# [EXERCISE DESCRIPTION]
Type out all the records once more, exactly.
Content starts
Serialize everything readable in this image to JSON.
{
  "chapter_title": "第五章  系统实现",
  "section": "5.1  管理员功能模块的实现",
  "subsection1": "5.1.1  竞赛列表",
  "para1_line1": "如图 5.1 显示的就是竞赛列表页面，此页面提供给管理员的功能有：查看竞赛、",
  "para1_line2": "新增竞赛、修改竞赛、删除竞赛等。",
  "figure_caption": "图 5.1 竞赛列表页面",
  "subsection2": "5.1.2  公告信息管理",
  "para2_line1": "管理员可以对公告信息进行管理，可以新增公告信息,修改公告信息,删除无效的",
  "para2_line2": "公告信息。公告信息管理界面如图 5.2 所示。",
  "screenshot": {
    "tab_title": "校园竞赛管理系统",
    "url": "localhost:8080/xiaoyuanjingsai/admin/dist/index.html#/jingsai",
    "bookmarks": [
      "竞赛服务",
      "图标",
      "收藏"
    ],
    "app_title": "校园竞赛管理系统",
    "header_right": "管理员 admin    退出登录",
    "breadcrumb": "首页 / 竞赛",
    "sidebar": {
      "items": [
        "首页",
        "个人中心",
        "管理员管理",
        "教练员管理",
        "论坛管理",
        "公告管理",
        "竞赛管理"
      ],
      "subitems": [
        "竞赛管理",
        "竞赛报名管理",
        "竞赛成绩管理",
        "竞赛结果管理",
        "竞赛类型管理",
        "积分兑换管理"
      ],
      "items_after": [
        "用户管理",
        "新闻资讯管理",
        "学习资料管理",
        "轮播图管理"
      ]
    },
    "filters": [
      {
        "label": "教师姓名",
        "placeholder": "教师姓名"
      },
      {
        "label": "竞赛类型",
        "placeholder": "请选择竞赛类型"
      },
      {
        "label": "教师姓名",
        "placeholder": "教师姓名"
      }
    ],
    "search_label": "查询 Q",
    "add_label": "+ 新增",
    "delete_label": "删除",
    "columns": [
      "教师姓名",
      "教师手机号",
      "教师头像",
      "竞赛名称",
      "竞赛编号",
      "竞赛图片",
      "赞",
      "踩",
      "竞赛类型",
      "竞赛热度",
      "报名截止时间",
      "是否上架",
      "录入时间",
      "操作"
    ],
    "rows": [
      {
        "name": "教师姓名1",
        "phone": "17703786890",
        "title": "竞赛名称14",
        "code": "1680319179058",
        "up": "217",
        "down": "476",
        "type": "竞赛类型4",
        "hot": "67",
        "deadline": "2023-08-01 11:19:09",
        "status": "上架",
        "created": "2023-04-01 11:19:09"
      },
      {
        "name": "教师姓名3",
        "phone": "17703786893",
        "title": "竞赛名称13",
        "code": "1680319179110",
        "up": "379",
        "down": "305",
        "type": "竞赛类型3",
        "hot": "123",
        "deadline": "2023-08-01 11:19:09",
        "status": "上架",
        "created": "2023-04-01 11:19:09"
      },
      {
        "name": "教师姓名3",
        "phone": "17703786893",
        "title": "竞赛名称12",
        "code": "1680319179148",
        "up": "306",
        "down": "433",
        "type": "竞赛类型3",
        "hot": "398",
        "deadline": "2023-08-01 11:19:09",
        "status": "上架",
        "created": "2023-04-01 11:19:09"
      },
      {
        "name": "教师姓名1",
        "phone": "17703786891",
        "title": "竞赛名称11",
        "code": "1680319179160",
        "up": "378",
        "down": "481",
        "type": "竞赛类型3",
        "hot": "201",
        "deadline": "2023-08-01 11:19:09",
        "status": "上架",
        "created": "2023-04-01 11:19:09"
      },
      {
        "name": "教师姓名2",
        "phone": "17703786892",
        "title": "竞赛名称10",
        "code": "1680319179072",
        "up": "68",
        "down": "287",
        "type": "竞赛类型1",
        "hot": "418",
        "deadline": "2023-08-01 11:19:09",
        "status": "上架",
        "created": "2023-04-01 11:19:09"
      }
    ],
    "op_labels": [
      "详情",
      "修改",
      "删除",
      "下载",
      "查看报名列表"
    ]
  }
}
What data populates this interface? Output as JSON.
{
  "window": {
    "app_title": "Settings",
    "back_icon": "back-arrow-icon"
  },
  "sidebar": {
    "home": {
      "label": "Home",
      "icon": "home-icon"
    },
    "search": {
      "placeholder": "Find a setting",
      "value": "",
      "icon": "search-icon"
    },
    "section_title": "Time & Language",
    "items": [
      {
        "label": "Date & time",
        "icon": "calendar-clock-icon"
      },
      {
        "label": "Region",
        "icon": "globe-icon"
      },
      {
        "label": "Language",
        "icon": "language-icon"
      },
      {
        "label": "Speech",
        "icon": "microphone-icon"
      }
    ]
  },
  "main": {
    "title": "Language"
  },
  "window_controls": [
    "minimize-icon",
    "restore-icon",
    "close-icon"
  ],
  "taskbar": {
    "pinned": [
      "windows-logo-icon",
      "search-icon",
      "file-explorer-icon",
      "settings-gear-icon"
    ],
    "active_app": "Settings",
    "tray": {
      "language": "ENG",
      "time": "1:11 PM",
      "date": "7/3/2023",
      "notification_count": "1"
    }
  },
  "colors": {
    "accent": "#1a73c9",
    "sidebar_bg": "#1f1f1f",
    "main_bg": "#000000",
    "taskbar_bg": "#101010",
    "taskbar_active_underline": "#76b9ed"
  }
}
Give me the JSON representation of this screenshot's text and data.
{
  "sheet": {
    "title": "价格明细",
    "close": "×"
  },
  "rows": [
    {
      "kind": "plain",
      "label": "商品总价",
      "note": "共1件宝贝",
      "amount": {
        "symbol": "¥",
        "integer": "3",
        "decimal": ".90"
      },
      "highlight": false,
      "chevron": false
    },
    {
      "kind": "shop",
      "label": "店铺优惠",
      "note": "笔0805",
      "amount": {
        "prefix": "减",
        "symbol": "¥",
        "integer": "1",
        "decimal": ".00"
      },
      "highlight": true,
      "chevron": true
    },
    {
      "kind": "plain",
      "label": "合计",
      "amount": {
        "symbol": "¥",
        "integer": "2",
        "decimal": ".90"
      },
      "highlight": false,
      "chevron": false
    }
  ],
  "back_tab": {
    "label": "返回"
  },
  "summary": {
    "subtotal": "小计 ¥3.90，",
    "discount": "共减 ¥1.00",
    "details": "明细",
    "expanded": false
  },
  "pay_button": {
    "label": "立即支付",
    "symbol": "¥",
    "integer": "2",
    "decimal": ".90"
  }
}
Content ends
# [ANSWER TO THE EXERCISE]
Serialize everything readable in this image to JSON.
{
  "chapter_title": "第五章  系统实现",
  "section": "5.1  管理员功能模块的实现",
  "subsection1": "5.1.1  竞赛列表",
  "para1_line1": "如图 5.1 显示的就是竞赛列表页面，此页面提供给管理员的功能有：查看竞赛、",
  "para1_line2": "新增竞赛、修改竞赛、删除竞赛等。",
  "figure_caption": "图 5.1 竞赛列表页面",
  "subsection2": "5.1.2  公告信息管理",
  "para2_line1": "管理员可以对公告信息进行管理，可以新增公告信息,修改公告信息,删除无效的",
  "para2_line2": "公告信息。公告信息管理界面如图 5.2 所示。",
  "screenshot": {
    "tab_title": "校园竞赛管理系统",
    "url": "localhost:8080/xiaoyuanjingsai/admin/dist/index.html#/jingsai",
    "bookmarks": [
      "竞赛服务",
      "图标",
      "收藏"
    ],
    "app_title": "校园竞赛管理系统",
    "header_right": "管理员 admin    退出登录",
    "breadcrumb": "首页 / 竞赛",
    "sidebar": {
      "items": [
        "首页",
        "个人中心",
        "管理员管理",
        "教练员管理",
        "论坛管理",
        "公告管理",
        "竞赛管理"
      ],
      "subitems": [
        "竞赛管理",
        "竞赛报名管理",
        "竞赛成绩管理",
        "竞赛结果管理",
        "竞赛类型管理",
        "积分兑换管理"
      ],
      "items_after": [
        "用户管理",
        "新闻资讯管理",
        "学习资料管理",
        "轮播图管理"
      ]
    },
    "filters": [
      {
        "label": "教师姓名",
        "placeholder": "教师姓名"
      },
      {
        "label": "竞赛类型",
        "placeholder": "请选择竞赛类型"
      },
      {
        "label": "教师姓名",
        "placeholder": "教师姓名"
      }
    ],
    "search_label": "查询 Q",
    "add_label": "+ 新增",
    "delete_label": "删除",
    "columns": [
      "教师姓名",
      "教师手机号",
      "教师头像",
      "竞赛名称",
      "竞赛编号",
      "竞赛图片",
      "赞",
      "踩",
      "竞赛类型",
      "竞赛热度",
      "报名截止时间",
      "是否上架",
      "录入时间",
      "操作"
    ],
    "rows": [
      {
        "name": "教师姓名1",
        "phone": "17703786890",
        "title": "竞赛名称14",
        "code": "1680319179058",
        "up": "217",
        "down": "476",
        "type": "竞赛类型4",
        "hot": "67",
        "deadline": "2023-08-01 11:19:09",
        "status": "上架",
        "created": "2023-04-01 11:19:09"
      },
      {
        "name": "教师姓名3",
        "phone": "17703786893",
        "title": "竞赛名称13",
        "code": "1680319179110",
        "up": "379",
        "down": "305",
        "type": "竞赛类型3",
        "hot": "123",
        "deadline": "2023-08-01 11:19:09",
        "status": "上架",
        "created": "2023-04-01 11:19:09"
      },
      {
        "name": "教师姓名3",
        "phone": "17703786893",
        "title": "竞赛名称12",
        "code": "1680319179148",
        "up": "306",
        "down": "433",
        "type": "竞赛类型3",
        "hot": "398",
        "deadline": "2023-08-01 11:19:09",
        "status": "上架",
        "created": "2023-04-01 11:19:09"
      },
      {
        "name": "教师姓名1",
        "phone": "17703786891",
        "title": "竞赛名称11",
        "code": "1680319179160",
        "up": "378",
        "down": "481",
        "type": "竞赛类型3",
        "hot": "201",
        "deadline": "2023-08-01 11:19:09",
        "status": "上架",
        "created": "2023-04-01 11:19:09"
      },
      {
        "name": "教师姓名2",
        "phone": "17703786892",
        "title": "竞赛名称10",
        "code": "1680319179072",
        "up": "68",
        "down": "287",
        "type": "竞赛类型1",
        "hot": "418",
        "deadline": "2023-08-01 11:19:09",
        "status": "上架",
        "created": "2023-04-01 11:19:09"
      }
    ],
    "op_labels": [
      "详情",
      "修改",
      "删除",
      "下载",
      "查看报名列表"
    ]
  }
}
What data populates this interface? Output as JSON.
{
  "window": {
    "app_title": "Settings",
    "back_icon": "back-arrow-icon"
  },
  "sidebar": {
    "home": {
      "label": "Home",
      "icon": "home-icon"
    },
    "search": {
      "placeholder": "Find a setting",
      "value": "",
      "icon": "search-icon"
    },
    "section_title": "Time & Language",
    "items": [
      {
        "label": "Date & time",
        "icon": "calendar-clock-icon"
      },
      {
        "label": "Region",
        "icon": "globe-icon"
      },
      {
        "label": "Language",
        "icon": "language-icon"
      },
      {
        "label": "Speech",
        "icon": "microphone-icon"
      }
    ]
  },
  "main": {
    "title": "Language"
  },
  "window_controls": [
    "minimize-icon",
    "restore-icon",
    "close-icon"
  ],
  "taskbar": {
    "pinned": [
      "windows-logo-icon",
      "search-icon",
      "file-explorer-icon",
      "settings-gear-icon"
    ],
    "active_app": "Settings",
    "tray": {
      "language": "ENG",
      "time": "1:11 PM",
      "date": "7/3/2023",
      "notification_count": "1"
    }
  },
  "colors": {
    "accent": "#1a73c9",
    "sidebar_bg": "#1f1f1f",
    "main_bg": "#000000",
    "taskbar_bg": "#101010",
    "taskbar_active_underline": "#76b9ed"
  }
}
Give me the JSON representation of this screenshot's text and data.
{
  "sheet": {
    "title": "价格明细",
    "close": "×"
  },
  "rows": [
    {
      "kind": "plain",
      "label": "商品总价",
      "note": "共1件宝贝",
      "amount": {
        "symbol": "¥",
        "integer": "3",
        "decimal": ".90"
      },
      "highlight": false,
      "chevron": false
    },
    {
      "kind": "shop",
      "label": "店铺优惠",
      "note": "笔0805",
      "amount": {
        "prefix": "减",
        "symbol": "¥",
        "integer": "1",
        "decimal": ".00"
      },
      "highlight": true,
      "chevron": true
    },
    {
      "kind": "plain",
      "label": "合计",
      "amount": {
        "symbol": "¥",
        "integer": "2",
        "decimal": ".90"
      },
      "highlight": false,
      "chevron": false
    }
  ],
  "back_tab": {
    "label": "返回"
  },
  "summary": {
    "subtotal": "小计 ¥3.90，",
    "discount": "共减 ¥1.00",
    "details": "明细",
    "expanded": false
  },
  "pay_button": {
    "label": "立即支付",
    "symbol": "¥",
    "integer": "2",
    "decimal": ".90"
  }
}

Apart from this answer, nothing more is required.